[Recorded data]
※ ※ ※

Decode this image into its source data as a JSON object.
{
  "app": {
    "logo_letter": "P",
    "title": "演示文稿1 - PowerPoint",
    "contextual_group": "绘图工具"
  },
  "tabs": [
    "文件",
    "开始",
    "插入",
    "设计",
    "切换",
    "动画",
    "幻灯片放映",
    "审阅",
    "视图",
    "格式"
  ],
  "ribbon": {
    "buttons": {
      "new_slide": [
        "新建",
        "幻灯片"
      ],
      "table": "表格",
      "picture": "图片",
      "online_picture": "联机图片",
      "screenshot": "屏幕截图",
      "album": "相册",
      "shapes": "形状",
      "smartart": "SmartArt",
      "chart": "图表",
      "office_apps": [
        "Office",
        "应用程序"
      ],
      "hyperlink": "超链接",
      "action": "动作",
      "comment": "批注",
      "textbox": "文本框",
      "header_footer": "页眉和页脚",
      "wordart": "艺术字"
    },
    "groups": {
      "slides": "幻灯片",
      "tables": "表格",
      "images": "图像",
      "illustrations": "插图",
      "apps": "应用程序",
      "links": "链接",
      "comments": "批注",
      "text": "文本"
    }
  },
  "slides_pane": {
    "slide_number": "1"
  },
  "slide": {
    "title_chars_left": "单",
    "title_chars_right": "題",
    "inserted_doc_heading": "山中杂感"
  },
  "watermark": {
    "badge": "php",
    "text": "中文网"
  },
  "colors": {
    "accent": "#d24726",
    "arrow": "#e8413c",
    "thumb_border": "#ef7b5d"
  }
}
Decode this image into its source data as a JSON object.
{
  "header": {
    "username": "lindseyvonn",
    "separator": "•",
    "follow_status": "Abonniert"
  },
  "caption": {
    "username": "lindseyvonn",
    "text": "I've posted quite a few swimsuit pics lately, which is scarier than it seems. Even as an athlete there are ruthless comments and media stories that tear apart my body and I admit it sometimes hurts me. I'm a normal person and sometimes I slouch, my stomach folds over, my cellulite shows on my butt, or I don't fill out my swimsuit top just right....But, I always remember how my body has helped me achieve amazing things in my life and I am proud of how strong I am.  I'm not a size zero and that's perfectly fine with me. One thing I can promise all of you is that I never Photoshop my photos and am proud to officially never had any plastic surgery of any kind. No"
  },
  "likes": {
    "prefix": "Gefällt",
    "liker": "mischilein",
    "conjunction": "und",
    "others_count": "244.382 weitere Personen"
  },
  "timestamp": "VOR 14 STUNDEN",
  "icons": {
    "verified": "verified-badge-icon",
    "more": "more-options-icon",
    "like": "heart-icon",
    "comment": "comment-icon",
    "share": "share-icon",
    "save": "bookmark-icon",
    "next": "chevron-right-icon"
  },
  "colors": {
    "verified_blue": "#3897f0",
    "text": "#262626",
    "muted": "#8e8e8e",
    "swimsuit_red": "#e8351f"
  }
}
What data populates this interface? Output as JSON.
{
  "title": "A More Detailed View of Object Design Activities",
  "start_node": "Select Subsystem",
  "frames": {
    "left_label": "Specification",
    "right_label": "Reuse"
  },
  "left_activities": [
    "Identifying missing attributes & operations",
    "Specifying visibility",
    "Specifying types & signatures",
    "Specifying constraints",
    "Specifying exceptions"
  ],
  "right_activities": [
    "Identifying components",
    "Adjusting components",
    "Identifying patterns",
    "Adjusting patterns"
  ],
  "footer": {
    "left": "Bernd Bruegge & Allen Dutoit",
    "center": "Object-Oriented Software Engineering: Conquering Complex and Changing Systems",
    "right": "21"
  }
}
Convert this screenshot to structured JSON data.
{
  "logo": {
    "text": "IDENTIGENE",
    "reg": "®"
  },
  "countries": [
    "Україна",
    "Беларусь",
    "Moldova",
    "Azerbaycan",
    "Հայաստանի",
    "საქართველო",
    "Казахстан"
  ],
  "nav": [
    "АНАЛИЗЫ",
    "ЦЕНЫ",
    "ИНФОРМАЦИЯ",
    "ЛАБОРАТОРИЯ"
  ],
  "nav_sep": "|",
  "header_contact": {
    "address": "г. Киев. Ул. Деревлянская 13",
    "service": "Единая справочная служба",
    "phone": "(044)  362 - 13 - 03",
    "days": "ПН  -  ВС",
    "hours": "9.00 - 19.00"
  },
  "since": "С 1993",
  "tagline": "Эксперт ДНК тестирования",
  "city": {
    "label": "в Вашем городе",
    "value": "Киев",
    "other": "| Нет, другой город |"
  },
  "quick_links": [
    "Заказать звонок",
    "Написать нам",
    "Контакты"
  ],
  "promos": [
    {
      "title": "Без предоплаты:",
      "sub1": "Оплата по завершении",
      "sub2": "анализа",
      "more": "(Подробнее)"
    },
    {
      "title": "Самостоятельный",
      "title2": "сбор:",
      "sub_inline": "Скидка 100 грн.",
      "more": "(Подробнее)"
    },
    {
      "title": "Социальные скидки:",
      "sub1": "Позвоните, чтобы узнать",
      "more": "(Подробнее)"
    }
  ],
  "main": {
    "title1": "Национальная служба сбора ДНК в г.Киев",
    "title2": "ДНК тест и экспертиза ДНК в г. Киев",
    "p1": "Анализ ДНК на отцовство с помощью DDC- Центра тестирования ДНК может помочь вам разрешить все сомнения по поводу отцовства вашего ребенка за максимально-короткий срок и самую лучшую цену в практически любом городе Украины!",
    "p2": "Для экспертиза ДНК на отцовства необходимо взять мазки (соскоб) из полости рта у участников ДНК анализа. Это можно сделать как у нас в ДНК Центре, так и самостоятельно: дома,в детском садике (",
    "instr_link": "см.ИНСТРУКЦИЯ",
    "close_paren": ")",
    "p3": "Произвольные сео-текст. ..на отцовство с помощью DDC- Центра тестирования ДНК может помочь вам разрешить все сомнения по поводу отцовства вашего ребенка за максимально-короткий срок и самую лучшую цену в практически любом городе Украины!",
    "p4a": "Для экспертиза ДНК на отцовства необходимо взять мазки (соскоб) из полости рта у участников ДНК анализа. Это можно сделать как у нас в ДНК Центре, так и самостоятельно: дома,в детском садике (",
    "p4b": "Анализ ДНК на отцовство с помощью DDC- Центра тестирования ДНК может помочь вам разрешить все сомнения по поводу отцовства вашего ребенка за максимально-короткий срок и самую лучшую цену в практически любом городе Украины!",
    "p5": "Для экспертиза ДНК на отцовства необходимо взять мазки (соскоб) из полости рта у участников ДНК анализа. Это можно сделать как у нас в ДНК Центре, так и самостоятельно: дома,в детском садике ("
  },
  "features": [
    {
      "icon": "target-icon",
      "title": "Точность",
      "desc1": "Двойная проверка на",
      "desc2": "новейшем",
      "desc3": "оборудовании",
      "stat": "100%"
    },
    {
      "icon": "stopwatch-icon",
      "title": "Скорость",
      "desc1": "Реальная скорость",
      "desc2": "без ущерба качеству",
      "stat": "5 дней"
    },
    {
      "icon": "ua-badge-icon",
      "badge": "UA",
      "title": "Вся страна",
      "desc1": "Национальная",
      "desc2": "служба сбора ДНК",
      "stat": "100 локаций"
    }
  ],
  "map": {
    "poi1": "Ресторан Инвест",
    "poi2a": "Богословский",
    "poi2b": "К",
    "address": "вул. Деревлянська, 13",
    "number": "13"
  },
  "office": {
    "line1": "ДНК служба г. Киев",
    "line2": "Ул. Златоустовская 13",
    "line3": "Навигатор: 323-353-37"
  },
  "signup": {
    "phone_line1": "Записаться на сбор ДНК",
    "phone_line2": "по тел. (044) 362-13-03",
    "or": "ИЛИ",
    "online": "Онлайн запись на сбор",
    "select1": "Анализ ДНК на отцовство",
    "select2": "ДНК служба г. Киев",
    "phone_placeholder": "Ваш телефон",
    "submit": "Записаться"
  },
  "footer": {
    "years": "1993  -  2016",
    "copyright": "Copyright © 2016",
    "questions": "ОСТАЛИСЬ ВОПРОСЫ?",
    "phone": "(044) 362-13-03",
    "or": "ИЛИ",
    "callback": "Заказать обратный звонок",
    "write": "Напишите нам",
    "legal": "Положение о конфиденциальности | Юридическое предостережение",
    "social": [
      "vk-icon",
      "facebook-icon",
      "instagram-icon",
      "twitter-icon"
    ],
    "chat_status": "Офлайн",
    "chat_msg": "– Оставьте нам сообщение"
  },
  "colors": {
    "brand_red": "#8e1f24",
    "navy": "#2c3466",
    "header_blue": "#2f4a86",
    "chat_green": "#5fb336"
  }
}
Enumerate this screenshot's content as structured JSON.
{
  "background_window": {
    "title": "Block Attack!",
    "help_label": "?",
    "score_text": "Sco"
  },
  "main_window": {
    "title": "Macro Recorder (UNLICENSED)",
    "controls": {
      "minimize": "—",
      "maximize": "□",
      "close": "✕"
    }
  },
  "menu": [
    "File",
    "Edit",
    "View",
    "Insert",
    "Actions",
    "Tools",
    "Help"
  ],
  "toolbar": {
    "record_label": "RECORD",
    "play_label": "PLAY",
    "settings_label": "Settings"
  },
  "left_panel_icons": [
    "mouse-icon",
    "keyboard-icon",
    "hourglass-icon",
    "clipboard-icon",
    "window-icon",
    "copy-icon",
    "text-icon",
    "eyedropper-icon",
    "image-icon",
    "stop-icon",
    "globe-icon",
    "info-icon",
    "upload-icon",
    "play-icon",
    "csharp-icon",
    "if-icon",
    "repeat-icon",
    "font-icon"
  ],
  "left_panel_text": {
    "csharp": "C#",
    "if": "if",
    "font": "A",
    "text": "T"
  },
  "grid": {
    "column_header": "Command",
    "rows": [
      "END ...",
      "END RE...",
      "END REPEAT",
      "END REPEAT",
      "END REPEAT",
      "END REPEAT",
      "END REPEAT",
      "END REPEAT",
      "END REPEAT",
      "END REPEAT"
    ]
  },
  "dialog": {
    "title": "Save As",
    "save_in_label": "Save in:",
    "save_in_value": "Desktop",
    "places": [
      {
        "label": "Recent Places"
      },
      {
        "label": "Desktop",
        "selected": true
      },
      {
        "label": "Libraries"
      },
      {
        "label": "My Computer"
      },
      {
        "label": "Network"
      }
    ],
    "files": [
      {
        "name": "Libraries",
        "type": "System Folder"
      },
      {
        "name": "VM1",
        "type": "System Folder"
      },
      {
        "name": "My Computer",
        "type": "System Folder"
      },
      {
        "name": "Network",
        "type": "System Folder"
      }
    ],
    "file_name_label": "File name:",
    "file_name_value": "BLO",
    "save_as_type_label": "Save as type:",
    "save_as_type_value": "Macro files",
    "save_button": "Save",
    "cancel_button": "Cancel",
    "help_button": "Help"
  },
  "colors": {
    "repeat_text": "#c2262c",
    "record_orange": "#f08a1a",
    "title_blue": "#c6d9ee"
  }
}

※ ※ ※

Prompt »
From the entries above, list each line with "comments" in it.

Final answer »
      "comments": "批注",
    "text": "I've posted quite a few swimsuit pics lately, which is scarier than it seems. Even as an athlete there are ruthless comments and media stories that tear apart my body and I admit it sometimes hurts me. I'm a normal person and sometimes I slouch, my stomach folds over, my cellulite shows on my butt, or I don't fill out my swimsuit top just right....But, I always remember how my body has helped me achieve amazing things in my life and I am proud of how strong I am.  I'm not a size zero and that's perfectly fine with me. One thing I can promise all of you is that I never Photoshop my photos and am proud to officially never had any plastic surgery of any kind. No"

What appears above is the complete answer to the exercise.